— YOUR GOAL —
What is needed here is every line of the records that includes "ears".

— PROVIDED INFORMATION —
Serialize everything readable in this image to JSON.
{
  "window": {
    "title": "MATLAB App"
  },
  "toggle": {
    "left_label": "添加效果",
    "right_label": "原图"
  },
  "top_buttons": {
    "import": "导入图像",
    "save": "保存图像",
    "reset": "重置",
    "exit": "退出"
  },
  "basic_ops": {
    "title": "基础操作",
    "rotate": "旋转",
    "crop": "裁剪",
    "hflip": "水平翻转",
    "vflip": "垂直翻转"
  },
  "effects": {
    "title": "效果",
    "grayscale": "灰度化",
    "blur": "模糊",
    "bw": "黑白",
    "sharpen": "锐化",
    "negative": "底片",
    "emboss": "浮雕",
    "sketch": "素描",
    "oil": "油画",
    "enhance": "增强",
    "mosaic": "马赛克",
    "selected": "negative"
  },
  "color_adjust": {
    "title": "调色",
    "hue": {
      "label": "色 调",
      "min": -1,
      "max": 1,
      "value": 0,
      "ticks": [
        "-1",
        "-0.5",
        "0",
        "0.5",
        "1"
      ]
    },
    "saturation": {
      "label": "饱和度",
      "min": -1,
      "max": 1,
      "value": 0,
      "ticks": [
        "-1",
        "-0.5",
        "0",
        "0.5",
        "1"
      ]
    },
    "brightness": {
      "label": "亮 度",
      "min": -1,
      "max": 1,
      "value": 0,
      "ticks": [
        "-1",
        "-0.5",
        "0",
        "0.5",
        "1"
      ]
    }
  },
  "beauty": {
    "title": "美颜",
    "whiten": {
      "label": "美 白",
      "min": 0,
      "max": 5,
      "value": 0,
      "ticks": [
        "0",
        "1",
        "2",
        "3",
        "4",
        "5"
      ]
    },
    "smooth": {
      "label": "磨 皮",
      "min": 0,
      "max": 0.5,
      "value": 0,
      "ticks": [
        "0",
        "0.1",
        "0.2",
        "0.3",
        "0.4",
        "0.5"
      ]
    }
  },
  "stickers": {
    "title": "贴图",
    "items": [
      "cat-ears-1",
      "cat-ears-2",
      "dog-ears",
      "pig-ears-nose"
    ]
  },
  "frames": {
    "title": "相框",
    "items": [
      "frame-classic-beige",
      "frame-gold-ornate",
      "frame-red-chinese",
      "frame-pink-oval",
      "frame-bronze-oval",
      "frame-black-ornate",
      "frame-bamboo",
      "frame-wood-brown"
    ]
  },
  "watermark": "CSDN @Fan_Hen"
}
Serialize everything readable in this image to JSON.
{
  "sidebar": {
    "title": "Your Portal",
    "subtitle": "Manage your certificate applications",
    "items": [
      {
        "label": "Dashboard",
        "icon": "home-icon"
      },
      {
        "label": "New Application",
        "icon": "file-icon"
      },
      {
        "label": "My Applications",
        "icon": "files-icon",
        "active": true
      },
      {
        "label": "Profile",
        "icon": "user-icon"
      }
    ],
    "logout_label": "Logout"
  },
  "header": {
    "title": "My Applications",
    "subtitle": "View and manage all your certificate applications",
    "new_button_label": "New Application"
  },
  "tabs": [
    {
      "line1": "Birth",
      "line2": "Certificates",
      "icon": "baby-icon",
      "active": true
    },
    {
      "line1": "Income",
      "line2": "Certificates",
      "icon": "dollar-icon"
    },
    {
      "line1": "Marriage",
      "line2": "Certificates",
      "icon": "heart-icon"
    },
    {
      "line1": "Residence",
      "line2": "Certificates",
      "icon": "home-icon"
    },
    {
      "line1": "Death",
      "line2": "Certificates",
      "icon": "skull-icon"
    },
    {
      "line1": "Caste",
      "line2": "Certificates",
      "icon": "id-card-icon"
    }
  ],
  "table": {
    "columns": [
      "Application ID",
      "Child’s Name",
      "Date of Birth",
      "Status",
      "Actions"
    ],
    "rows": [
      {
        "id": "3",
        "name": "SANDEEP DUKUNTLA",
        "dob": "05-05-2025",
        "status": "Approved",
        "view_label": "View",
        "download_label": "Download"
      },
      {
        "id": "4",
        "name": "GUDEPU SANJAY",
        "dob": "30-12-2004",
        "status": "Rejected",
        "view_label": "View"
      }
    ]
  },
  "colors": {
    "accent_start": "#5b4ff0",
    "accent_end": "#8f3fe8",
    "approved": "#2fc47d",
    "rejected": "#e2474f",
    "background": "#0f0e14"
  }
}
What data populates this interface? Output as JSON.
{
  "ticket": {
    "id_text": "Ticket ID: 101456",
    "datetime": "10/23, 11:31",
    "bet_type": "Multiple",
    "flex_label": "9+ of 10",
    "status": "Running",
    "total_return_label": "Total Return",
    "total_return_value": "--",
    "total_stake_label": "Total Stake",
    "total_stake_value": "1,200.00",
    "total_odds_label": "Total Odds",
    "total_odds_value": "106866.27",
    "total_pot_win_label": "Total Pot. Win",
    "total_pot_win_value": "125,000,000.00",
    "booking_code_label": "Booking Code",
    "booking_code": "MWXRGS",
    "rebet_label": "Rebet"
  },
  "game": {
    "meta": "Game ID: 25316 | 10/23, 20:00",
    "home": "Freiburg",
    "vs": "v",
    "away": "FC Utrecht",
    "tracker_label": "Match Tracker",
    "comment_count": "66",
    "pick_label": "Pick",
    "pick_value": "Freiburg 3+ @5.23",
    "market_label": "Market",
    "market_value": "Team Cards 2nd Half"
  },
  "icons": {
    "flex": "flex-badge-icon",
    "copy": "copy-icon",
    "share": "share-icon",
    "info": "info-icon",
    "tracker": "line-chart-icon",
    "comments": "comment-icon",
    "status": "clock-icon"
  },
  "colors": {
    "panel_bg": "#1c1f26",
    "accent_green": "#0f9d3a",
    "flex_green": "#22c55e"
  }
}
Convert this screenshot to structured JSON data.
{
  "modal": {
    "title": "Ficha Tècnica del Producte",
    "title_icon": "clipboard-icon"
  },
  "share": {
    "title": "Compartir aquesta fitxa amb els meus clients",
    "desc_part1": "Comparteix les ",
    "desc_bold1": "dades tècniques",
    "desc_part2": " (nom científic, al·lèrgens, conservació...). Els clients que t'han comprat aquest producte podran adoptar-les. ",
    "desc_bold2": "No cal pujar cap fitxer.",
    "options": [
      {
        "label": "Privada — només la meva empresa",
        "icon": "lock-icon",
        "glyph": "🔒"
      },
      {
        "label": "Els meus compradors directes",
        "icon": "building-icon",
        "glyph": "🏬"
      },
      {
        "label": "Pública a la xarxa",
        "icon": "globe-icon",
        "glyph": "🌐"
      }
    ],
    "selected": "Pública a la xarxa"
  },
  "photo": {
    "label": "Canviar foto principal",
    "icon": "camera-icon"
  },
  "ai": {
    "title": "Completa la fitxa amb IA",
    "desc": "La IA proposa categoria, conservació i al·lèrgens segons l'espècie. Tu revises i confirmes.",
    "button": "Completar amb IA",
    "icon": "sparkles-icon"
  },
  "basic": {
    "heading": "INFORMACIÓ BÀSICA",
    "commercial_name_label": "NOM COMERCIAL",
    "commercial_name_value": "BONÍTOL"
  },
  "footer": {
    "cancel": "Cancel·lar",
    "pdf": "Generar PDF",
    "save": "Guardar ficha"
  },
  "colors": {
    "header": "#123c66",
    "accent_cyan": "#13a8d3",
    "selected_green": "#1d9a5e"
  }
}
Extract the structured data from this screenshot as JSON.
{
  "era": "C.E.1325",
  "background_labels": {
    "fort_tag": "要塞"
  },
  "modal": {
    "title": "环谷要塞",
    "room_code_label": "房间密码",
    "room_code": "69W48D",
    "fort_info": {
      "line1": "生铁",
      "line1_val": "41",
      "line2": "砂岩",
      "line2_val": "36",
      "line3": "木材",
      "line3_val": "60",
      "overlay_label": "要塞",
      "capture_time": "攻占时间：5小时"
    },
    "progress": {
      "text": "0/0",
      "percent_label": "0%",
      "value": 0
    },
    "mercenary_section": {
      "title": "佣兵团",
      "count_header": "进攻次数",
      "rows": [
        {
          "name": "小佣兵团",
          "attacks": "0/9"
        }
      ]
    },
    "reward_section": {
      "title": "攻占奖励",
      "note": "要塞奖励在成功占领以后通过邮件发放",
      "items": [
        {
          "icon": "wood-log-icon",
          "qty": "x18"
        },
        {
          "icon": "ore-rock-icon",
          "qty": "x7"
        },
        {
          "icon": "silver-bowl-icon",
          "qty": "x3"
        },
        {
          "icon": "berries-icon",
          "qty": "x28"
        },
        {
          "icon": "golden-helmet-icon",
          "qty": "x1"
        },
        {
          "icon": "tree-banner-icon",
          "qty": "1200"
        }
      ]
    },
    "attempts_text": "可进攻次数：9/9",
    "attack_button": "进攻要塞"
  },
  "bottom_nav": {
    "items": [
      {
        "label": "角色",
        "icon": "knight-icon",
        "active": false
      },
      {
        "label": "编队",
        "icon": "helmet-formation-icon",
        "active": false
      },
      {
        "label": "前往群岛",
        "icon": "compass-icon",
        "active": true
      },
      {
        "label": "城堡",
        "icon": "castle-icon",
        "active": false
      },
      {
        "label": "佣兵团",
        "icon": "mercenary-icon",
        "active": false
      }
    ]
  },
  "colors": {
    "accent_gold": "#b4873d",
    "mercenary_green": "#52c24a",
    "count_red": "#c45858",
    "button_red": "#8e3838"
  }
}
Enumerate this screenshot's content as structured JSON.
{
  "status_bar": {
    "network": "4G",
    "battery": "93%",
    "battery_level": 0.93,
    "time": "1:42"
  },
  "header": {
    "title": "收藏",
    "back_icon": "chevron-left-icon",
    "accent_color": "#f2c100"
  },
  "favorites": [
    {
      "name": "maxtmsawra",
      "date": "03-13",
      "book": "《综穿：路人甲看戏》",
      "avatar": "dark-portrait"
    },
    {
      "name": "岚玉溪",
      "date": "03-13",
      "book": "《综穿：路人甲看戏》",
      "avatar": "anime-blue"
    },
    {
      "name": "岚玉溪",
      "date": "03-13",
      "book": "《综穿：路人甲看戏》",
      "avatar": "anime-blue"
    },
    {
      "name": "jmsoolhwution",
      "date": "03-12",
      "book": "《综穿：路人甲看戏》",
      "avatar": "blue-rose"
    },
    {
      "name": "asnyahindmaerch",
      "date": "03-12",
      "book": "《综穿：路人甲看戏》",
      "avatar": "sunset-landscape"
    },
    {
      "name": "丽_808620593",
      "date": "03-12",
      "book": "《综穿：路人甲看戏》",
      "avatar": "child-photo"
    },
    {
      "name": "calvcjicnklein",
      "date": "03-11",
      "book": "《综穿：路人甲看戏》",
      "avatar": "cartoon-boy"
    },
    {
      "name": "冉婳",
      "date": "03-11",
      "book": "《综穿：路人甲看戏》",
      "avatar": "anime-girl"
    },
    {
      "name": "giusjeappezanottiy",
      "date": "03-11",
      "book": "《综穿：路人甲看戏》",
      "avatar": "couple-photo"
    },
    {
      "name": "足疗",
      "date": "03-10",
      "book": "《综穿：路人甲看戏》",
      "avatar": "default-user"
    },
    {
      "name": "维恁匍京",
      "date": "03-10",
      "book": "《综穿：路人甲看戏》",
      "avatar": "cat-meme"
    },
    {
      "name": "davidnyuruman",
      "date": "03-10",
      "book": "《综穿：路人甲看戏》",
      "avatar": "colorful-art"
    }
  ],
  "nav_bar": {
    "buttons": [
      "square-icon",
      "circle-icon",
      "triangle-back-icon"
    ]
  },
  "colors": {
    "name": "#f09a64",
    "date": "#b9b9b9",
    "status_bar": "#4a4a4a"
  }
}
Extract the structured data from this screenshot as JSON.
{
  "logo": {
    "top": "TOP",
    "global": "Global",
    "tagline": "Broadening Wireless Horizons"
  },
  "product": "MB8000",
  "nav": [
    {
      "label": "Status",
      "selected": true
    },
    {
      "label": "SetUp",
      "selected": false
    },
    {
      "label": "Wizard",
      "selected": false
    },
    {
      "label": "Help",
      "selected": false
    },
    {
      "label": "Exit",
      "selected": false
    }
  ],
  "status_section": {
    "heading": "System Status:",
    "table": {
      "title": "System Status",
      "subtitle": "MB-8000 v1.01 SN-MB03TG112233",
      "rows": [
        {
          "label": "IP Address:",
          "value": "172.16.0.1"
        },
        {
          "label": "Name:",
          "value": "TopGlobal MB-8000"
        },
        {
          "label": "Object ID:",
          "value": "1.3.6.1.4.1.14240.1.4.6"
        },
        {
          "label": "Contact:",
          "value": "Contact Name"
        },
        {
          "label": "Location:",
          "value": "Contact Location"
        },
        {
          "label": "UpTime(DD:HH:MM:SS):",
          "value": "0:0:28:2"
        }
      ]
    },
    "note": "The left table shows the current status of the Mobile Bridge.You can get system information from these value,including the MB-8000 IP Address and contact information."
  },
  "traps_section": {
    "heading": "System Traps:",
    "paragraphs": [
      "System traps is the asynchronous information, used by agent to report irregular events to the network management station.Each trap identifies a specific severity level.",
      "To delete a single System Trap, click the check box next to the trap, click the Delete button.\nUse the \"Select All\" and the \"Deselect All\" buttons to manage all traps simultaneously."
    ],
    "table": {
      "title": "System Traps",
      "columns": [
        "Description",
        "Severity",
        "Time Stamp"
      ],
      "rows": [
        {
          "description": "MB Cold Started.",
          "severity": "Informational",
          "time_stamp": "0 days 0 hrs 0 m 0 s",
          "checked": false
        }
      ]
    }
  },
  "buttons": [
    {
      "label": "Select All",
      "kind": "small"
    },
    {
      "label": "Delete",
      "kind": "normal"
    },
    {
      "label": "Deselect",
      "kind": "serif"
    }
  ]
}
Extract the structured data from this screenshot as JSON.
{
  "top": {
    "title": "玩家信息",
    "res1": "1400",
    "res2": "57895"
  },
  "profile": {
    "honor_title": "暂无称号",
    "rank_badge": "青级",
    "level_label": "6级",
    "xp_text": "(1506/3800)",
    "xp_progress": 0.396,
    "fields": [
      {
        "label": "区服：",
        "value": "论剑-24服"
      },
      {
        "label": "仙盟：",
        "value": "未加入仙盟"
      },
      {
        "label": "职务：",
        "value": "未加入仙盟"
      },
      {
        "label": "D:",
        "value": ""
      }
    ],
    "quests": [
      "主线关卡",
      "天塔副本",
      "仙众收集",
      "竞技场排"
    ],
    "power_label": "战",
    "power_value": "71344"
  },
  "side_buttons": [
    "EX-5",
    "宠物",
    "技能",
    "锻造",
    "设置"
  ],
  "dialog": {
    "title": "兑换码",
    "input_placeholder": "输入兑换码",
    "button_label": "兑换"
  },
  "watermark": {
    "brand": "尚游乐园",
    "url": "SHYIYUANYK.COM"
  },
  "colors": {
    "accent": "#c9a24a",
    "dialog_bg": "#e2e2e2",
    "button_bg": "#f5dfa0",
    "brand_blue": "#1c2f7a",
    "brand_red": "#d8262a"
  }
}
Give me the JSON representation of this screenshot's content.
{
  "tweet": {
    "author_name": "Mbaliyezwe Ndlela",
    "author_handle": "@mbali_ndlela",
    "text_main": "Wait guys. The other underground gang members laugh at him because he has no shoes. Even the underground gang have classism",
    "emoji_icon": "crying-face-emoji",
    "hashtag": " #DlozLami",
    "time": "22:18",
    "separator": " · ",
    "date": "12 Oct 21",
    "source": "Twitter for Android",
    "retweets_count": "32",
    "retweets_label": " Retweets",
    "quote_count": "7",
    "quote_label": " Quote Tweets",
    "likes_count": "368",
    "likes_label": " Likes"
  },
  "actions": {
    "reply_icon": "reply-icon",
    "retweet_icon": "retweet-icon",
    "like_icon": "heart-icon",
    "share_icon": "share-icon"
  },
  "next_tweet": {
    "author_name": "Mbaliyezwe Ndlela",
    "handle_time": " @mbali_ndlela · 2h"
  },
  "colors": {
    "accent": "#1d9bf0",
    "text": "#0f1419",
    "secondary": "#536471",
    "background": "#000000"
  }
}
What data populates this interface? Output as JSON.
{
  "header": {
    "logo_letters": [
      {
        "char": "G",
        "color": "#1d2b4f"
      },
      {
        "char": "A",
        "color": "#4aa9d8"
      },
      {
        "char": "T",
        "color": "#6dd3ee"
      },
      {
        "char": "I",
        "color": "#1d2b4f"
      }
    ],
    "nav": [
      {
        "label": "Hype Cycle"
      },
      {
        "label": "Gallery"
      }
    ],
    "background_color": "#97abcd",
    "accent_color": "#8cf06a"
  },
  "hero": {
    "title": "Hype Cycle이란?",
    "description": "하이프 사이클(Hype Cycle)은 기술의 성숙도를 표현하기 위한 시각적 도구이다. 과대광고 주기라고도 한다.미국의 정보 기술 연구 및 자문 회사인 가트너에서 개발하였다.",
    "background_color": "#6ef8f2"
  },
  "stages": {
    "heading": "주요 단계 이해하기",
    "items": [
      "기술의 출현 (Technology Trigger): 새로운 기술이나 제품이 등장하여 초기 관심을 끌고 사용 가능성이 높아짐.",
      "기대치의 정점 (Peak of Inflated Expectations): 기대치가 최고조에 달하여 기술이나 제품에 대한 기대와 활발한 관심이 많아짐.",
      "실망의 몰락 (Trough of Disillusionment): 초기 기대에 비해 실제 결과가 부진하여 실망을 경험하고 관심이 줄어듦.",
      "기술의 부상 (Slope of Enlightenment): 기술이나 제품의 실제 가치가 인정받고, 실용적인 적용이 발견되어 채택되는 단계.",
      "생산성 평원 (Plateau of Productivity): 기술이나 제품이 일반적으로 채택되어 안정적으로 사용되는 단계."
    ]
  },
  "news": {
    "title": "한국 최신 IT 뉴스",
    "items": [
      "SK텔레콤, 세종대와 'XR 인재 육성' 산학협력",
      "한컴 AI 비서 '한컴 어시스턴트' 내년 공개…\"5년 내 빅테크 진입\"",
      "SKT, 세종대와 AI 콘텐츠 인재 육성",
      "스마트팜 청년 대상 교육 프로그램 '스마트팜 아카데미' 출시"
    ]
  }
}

— ANSWER BOX —
      "cat-ears-1",
      "cat-ears-2",
      "dog-ears",
      "pig-ears-nose"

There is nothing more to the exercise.